### [TASK ITEM]
Quote the lines of the data below verbatim, beginning at the line that contains "Convert this screenshot" and ending at the last line, both included, and excluding pictures.

Excerpts from an interface dataset:
************

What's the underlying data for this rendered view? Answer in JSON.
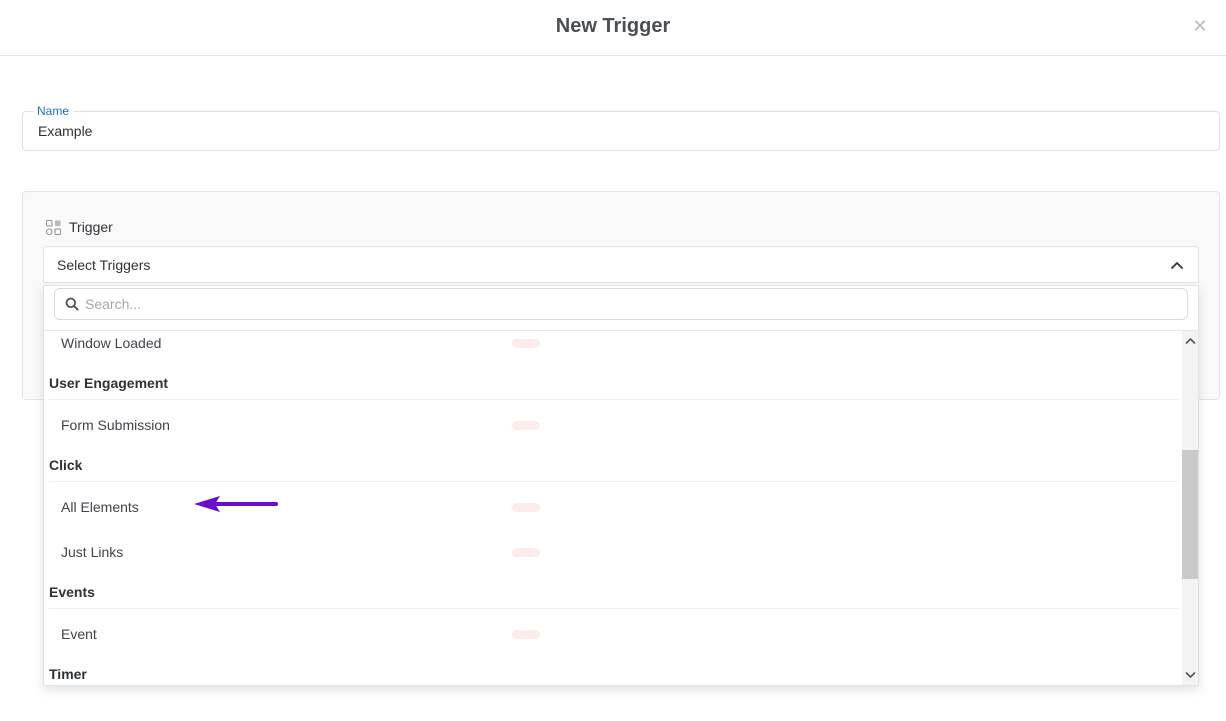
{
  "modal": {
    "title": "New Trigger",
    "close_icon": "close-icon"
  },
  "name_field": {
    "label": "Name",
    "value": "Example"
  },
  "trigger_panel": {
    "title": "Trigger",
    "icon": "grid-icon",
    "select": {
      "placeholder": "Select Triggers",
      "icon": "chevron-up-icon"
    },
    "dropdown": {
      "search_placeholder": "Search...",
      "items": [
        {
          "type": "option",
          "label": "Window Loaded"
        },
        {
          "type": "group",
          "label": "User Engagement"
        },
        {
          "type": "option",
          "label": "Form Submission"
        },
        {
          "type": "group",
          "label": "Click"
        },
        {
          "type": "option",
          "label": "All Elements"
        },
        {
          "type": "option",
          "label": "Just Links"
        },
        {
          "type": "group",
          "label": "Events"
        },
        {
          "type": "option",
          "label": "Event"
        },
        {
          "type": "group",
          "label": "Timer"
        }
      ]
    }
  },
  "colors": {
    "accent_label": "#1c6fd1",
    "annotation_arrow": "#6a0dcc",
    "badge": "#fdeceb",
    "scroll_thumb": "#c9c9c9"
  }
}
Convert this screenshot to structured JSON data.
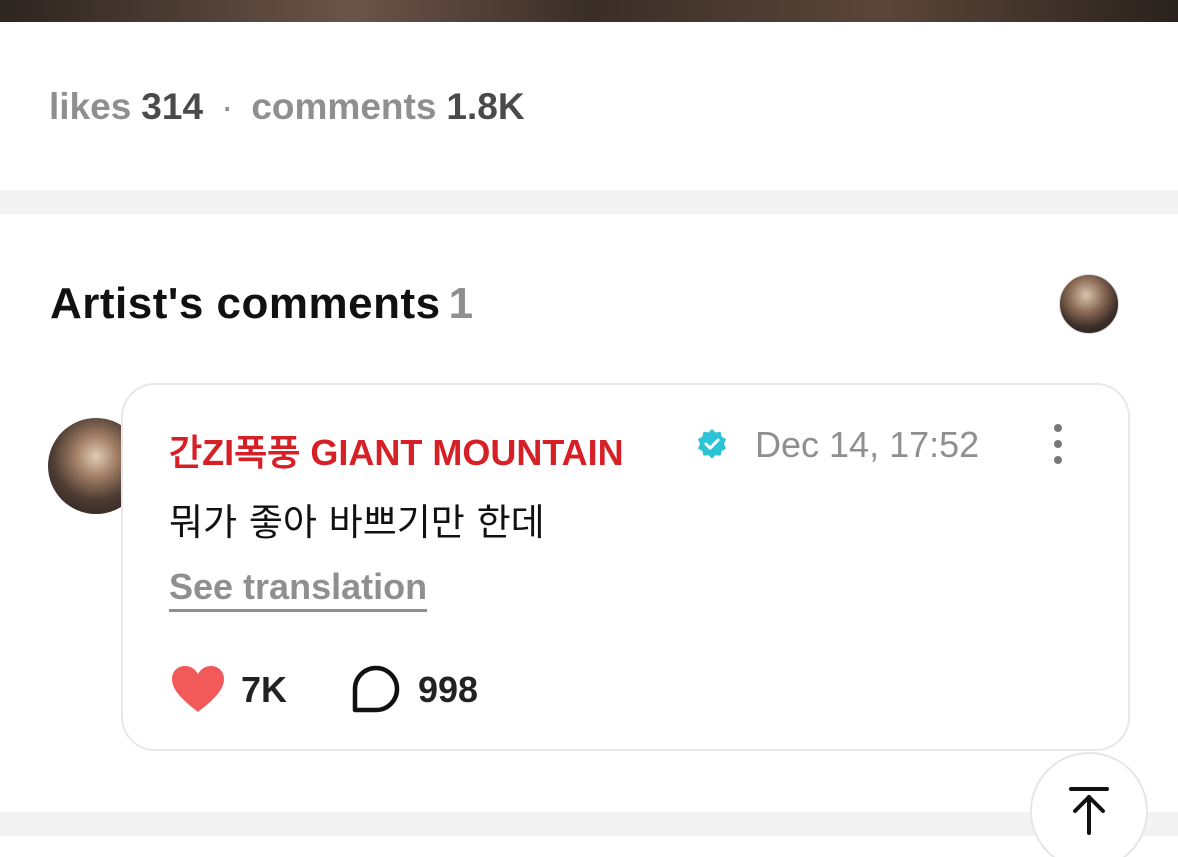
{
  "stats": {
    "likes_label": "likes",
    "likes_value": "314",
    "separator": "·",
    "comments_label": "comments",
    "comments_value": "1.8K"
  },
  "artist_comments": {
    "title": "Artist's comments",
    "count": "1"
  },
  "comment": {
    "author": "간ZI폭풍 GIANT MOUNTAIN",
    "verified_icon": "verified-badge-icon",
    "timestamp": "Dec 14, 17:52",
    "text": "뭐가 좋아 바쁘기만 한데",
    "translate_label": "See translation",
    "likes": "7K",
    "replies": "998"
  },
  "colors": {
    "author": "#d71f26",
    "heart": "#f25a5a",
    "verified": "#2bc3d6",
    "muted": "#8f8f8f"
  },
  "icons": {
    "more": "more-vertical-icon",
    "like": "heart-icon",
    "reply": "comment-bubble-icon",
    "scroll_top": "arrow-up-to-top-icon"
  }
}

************

### [EXERCISE ANSWER]
Convert this screenshot to structured JSON data.
{
  "stats": {
    "likes_label": "likes",
    "likes_value": "314",
    "separator": "·",
    "comments_label": "comments",
    "comments_value": "1.8K"
  },
  "artist_comments": {
    "title": "Artist's comments",
    "count": "1"
  },
  "comment": {
    "author": "간ZI폭풍 GIANT MOUNTAIN",
    "verified_icon": "verified-badge-icon",
    "timestamp": "Dec 14, 17:52",
    "text": "뭐가 좋아 바쁘기만 한데",
    "translate_label": "See translation",
    "likes": "7K",
    "replies": "998"
  },
  "colors": {
    "author": "#d71f26",
    "heart": "#f25a5a",
    "verified": "#2bc3d6",
    "muted": "#8f8f8f"
  },
  "icons": {
    "more": "more-vertical-icon",
    "like": "heart-icon",
    "reply": "comment-bubble-icon",
    "scroll_top": "arrow-up-to-top-icon"
  }
}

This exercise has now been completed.